*** Opening of Information ***

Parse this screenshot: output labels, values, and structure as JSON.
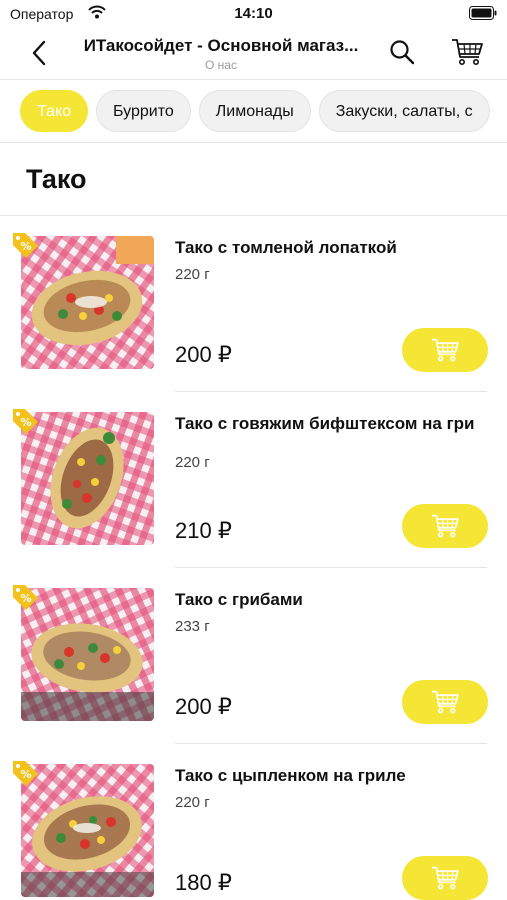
{
  "status_bar": {
    "carrier": "Оператор",
    "time": "14:10"
  },
  "nav": {
    "title": "ИТакосойдет - Основной магаз...",
    "subtitle": "О нас"
  },
  "categories": [
    {
      "label": "Тако",
      "active": true
    },
    {
      "label": "Буррито",
      "active": false
    },
    {
      "label": "Лимонады",
      "active": false
    },
    {
      "label": "Закуски, салаты, с",
      "active": false
    }
  ],
  "section": {
    "title": "Тако"
  },
  "products": [
    {
      "name": "Тако с томленой лопаткой",
      "weight": "220 г",
      "price": "200 ₽"
    },
    {
      "name": "Тако с говяжим бифштексом на гри",
      "weight": "220 г",
      "price": "210 ₽"
    },
    {
      "name": "Тако с грибами",
      "weight": "233 г",
      "price": "200 ₽"
    },
    {
      "name": "Тако с цыпленком на гриле",
      "weight": "220 г",
      "price": "180 ₽"
    }
  ],
  "colors": {
    "accent": "#f5e535",
    "badge": "#f2c21a"
  }
}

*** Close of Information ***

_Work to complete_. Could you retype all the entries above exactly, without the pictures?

_Response area_.
Parse this screenshot: output labels, values, and structure as JSON.
{
  "status_bar": {
    "carrier": "Оператор",
    "time": "14:10"
  },
  "nav": {
    "title": "ИТакосойдет - Основной магаз...",
    "subtitle": "О нас"
  },
  "categories": [
    {
      "label": "Тако",
      "active": true
    },
    {
      "label": "Буррито",
      "active": false
    },
    {
      "label": "Лимонады",
      "active": false
    },
    {
      "label": "Закуски, салаты, с",
      "active": false
    }
  ],
  "section": {
    "title": "Тако"
  },
  "products": [
    {
      "name": "Тако с томленой лопаткой",
      "weight": "220 г",
      "price": "200 ₽"
    },
    {
      "name": "Тако с говяжим бифштексом на гри",
      "weight": "220 г",
      "price": "210 ₽"
    },
    {
      "name": "Тако с грибами",
      "weight": "233 г",
      "price": "200 ₽"
    },
    {
      "name": "Тако с цыпленком на гриле",
      "weight": "220 г",
      "price": "180 ₽"
    }
  ],
  "colors": {
    "accent": "#f5e535",
    "badge": "#f2c21a"
  }
}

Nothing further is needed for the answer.